What to produce » Set down every entry again, exactly as it appears.

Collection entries
[Start of Attachment]
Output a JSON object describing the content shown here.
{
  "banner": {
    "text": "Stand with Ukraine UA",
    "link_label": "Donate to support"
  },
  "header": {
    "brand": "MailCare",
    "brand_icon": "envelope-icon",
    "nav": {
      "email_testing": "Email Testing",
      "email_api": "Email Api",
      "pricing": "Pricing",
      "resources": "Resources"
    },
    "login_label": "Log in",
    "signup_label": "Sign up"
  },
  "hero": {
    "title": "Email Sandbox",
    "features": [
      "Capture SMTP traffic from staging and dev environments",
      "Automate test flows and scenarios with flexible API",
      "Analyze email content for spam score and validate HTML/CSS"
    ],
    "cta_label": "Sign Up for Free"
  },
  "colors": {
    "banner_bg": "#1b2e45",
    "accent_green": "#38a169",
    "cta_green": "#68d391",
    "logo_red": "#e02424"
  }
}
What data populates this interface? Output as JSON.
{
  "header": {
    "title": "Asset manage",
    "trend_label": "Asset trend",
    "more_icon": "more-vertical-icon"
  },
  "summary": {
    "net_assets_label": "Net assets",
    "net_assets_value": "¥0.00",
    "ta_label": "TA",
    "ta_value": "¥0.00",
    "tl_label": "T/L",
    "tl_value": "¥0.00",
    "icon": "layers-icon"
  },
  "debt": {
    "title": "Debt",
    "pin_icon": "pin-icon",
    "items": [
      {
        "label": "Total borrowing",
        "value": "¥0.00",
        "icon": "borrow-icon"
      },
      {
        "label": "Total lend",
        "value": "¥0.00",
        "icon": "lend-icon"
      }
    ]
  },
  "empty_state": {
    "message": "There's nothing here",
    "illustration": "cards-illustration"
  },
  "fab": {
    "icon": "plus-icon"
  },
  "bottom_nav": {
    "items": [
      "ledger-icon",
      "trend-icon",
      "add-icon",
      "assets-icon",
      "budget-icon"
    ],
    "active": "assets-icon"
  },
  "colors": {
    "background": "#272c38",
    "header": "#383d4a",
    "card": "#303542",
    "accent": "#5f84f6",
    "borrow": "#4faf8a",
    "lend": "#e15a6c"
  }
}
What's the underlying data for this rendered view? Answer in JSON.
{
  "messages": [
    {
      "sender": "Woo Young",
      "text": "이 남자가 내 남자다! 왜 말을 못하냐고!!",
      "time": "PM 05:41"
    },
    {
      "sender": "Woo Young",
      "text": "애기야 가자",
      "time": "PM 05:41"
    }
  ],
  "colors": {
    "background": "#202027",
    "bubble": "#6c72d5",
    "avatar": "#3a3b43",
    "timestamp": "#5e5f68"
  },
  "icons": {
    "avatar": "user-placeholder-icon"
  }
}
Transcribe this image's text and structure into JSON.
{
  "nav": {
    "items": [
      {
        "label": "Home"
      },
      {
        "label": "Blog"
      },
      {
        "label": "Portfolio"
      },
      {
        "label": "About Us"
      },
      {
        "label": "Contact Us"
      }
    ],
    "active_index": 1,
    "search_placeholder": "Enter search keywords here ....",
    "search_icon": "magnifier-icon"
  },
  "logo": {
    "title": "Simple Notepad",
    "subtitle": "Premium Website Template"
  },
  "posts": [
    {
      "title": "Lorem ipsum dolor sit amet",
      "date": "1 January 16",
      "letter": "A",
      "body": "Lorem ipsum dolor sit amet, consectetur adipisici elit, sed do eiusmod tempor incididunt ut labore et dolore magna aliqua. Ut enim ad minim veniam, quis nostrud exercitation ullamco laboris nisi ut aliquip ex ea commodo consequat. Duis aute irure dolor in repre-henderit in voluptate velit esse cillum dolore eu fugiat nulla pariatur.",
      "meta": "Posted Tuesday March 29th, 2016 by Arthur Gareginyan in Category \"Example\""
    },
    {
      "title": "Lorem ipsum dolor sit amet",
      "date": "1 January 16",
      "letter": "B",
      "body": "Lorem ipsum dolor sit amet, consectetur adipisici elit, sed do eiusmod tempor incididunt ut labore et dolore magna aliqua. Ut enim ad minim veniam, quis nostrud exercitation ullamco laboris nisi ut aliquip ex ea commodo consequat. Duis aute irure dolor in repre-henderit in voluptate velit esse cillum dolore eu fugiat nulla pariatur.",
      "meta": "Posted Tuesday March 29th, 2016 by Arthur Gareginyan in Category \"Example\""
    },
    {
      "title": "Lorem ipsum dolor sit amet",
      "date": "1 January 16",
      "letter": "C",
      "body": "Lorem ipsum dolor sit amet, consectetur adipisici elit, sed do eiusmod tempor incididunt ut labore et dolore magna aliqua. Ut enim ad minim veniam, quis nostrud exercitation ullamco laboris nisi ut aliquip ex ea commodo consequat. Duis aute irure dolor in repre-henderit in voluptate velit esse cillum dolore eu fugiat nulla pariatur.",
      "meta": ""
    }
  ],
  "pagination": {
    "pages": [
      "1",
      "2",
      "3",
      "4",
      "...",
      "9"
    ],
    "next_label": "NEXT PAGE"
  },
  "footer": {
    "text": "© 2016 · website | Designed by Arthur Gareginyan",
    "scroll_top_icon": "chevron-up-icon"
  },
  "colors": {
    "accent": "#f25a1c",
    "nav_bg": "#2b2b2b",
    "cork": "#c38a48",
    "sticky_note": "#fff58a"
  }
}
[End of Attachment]
Task output »
Output a JSON object describing the content shown here.
{
  "banner": {
    "text": "Stand with Ukraine UA",
    "link_label": "Donate to support"
  },
  "header": {
    "brand": "MailCare",
    "brand_icon": "envelope-icon",
    "nav": {
      "email_testing": "Email Testing",
      "email_api": "Email Api",
      "pricing": "Pricing",
      "resources": "Resources"
    },
    "login_label": "Log in",
    "signup_label": "Sign up"
  },
  "hero": {
    "title": "Email Sandbox",
    "features": [
      "Capture SMTP traffic from staging and dev environments",
      "Automate test flows and scenarios with flexible API",
      "Analyze email content for spam score and validate HTML/CSS"
    ],
    "cta_label": "Sign Up for Free"
  },
  "colors": {
    "banner_bg": "#1b2e45",
    "accent_green": "#38a169",
    "cta_green": "#68d391",
    "logo_red": "#e02424"
  }
}
What data populates this interface? Output as JSON.
{
  "header": {
    "title": "Asset manage",
    "trend_label": "Asset trend",
    "more_icon": "more-vertical-icon"
  },
  "summary": {
    "net_assets_label": "Net assets",
    "net_assets_value": "¥0.00",
    "ta_label": "TA",
    "ta_value": "¥0.00",
    "tl_label": "T/L",
    "tl_value": "¥0.00",
    "icon": "layers-icon"
  },
  "debt": {
    "title": "Debt",
    "pin_icon": "pin-icon",
    "items": [
      {
        "label": "Total borrowing",
        "value": "¥0.00",
        "icon": "borrow-icon"
      },
      {
        "label": "Total lend",
        "value": "¥0.00",
        "icon": "lend-icon"
      }
    ]
  },
  "empty_state": {
    "message": "There's nothing here",
    "illustration": "cards-illustration"
  },
  "fab": {
    "icon": "plus-icon"
  },
  "bottom_nav": {
    "items": [
      "ledger-icon",
      "trend-icon",
      "add-icon",
      "assets-icon",
      "budget-icon"
    ],
    "active": "assets-icon"
  },
  "colors": {
    "background": "#272c38",
    "header": "#383d4a",
    "card": "#303542",
    "accent": "#5f84f6",
    "borrow": "#4faf8a",
    "lend": "#e15a6c"
  }
}
What's the underlying data for this rendered view? Answer in JSON.
{
  "messages": [
    {
      "sender": "Woo Young",
      "text": "이 남자가 내 남자다! 왜 말을 못하냐고!!",
      "time": "PM 05:41"
    },
    {
      "sender": "Woo Young",
      "text": "애기야 가자",
      "time": "PM 05:41"
    }
  ],
  "colors": {
    "background": "#202027",
    "bubble": "#6c72d5",
    "avatar": "#3a3b43",
    "timestamp": "#5e5f68"
  },
  "icons": {
    "avatar": "user-placeholder-icon"
  }
}
Transcribe this image's text and structure into JSON.
{
  "nav": {
    "items": [
      {
        "label": "Home"
      },
      {
        "label": "Blog"
      },
      {
        "label": "Portfolio"
      },
      {
        "label": "About Us"
      },
      {
        "label": "Contact Us"
      }
    ],
    "active_index": 1,
    "search_placeholder": "Enter search keywords here ....",
    "search_icon": "magnifier-icon"
  },
  "logo": {
    "title": "Simple Notepad",
    "subtitle": "Premium Website Template"
  },
  "posts": [
    {
      "title": "Lorem ipsum dolor sit amet",
      "date": "1 January 16",
      "letter": "A",
      "body": "Lorem ipsum dolor sit amet, consectetur adipisici elit, sed do eiusmod tempor incididunt ut labore et dolore magna aliqua. Ut enim ad minim veniam, quis nostrud exercitation ullamco laboris nisi ut aliquip ex ea commodo consequat. Duis aute irure dolor in repre-henderit in voluptate velit esse cillum dolore eu fugiat nulla pariatur.",
      "meta": "Posted Tuesday March 29th, 2016 by Arthur Gareginyan in Category \"Example\""
    },
    {
      "title": "Lorem ipsum dolor sit amet",
      "date": "1 January 16",
      "letter": "B",
      "body": "Lorem ipsum dolor sit amet, consectetur adipisici elit, sed do eiusmod tempor incididunt ut labore et dolore magna aliqua. Ut enim ad minim veniam, quis nostrud exercitation ullamco laboris nisi ut aliquip ex ea commodo consequat. Duis aute irure dolor in repre-henderit in voluptate velit esse cillum dolore eu fugiat nulla pariatur.",
      "meta": "Posted Tuesday March 29th, 2016 by Arthur Gareginyan in Category \"Example\""
    },
    {
      "title": "Lorem ipsum dolor sit amet",
      "date": "1 January 16",
      "letter": "C",
      "body": "Lorem ipsum dolor sit amet, consectetur adipisici elit, sed do eiusmod tempor incididunt ut labore et dolore magna aliqua. Ut enim ad minim veniam, quis nostrud exercitation ullamco laboris nisi ut aliquip ex ea commodo consequat. Duis aute irure dolor in repre-henderit in voluptate velit esse cillum dolore eu fugiat nulla pariatur.",
      "meta": ""
    }
  ],
  "pagination": {
    "pages": [
      "1",
      "2",
      "3",
      "4",
      "...",
      "9"
    ],
    "next_label": "NEXT PAGE"
  },
  "footer": {
    "text": "© 2016 · website | Designed by Arthur Gareginyan",
    "scroll_top_icon": "chevron-up-icon"
  },
  "colors": {
    "accent": "#f25a1c",
    "nav_bg": "#2b2b2b",
    "cork": "#c38a48",
    "sticky_note": "#fff58a"
  }
}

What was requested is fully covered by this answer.